The court's numerous inquiries were "adequate and fair hearing [s] into the substance of appellant's conflict with his attorney." United States v. Jones, 512 F.2d 347, 350 (9th Cir. 1975). On the basis of these inquiries, we conclude that the court took "the necessary time [to] conduct such necessary inquiry as might have eased [the defendant's] dissatisfaction, distrust and concern." Brown v. Craven, 424 F.2d 1166, 1170 (9th Cir. 1970).2 
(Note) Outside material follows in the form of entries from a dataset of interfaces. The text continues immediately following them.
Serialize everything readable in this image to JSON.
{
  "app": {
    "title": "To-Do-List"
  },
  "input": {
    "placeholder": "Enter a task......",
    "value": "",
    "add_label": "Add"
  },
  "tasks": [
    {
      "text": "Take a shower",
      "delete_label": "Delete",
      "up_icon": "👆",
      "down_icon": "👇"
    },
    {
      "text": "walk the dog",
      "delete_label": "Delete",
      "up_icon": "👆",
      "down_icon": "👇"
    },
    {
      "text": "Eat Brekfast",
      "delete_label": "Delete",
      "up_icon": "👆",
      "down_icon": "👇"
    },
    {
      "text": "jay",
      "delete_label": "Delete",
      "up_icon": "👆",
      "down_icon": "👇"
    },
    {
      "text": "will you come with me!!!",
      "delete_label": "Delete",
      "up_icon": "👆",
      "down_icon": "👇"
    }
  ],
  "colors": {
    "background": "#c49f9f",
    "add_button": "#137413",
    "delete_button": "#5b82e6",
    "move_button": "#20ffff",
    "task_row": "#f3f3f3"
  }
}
Third, there is no evidence that the alleged conflict prevented an adequate defense. The record reflects that Mr. Treman vigorously defended Scordel through the nine-week trial. Mr. Treman cross-examined government witnesses and presented defense witnesses and documents. The jury acquitted Scordel on two counts and could not reach a decision on six counts which were later dismissed. Even though Scordel disagreed with Mr. Treman's trial strategy, he continued to cooperate with counsel "under protest." Thus, there was no irreconcilable conflict which prevented Treman from adequately representing Scordel. Scordel's disagreements with Mr. Treman's trial strategy do not by themselves constitute an irreconcilable conflict. See Morris v. Slappy, 461 U.S. 1 (1983).
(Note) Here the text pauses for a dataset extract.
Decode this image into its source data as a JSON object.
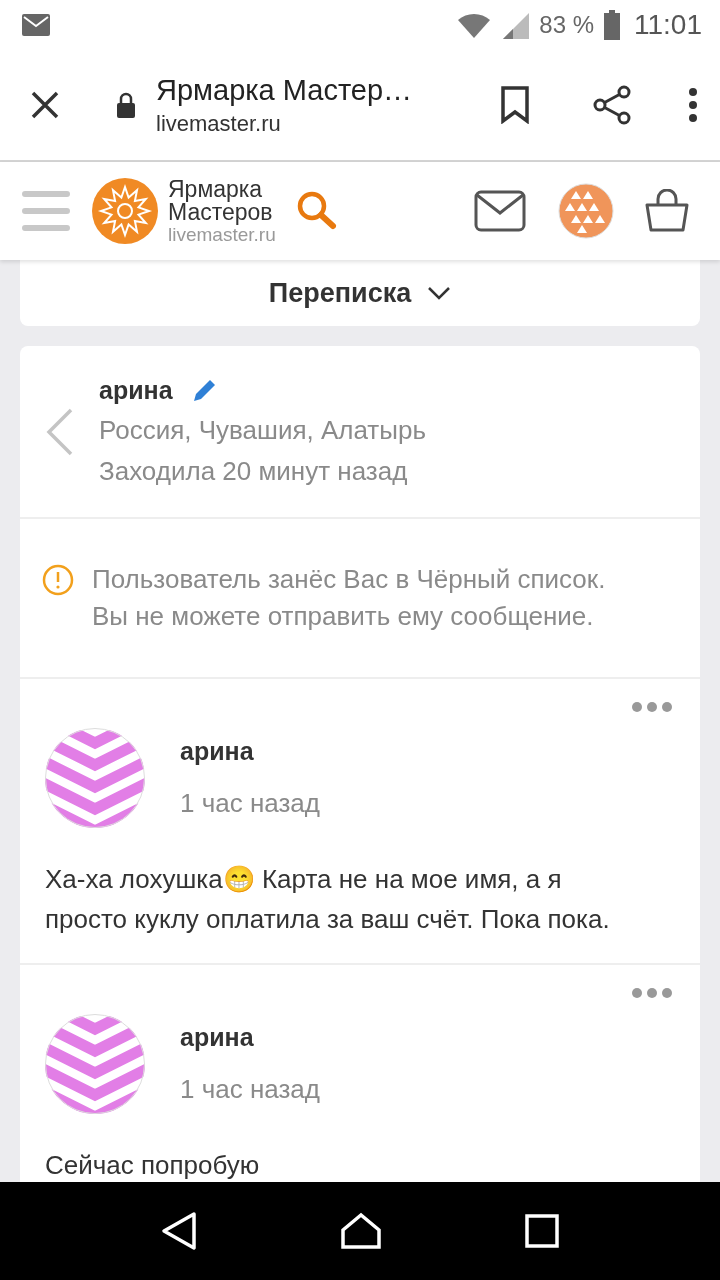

Accordingly, Scordel's conviction is AFFIRMED.

 *

The panel finds this case appropriate for submission without oral argument pursuant to Fed. R. App. P. 34(a) and 9th Cir.R. 34-4

 **

The Honorable James Ware, United States District Judge for the Northern District of California, sitting by designation

 ***

This disposition is not appropriate for publication and may not be cited to or by the courts of this circuit except as provided by Ninth Cir.R. 36-3

 1

Scordel's earlier requests for substitution of counsel are not relevant to the discussion of this factor. These requests were based on counsel's unpreparedness for the September trial date. At that time defense counsel agreed that he was not prepared for trial. Because the trial was continued, Scordel and his counsel had an additional three months to prepare for the trial. During these three months, Scordel never indicated dissatisfaction with his counsel's performance

 2

United States v. Walker, 915 F.2d 480 (9th Cir. 1990) is inapposite. There, the court failed to focus on the nature and extent of the conflict between the defendant and his counsel. Id. at 483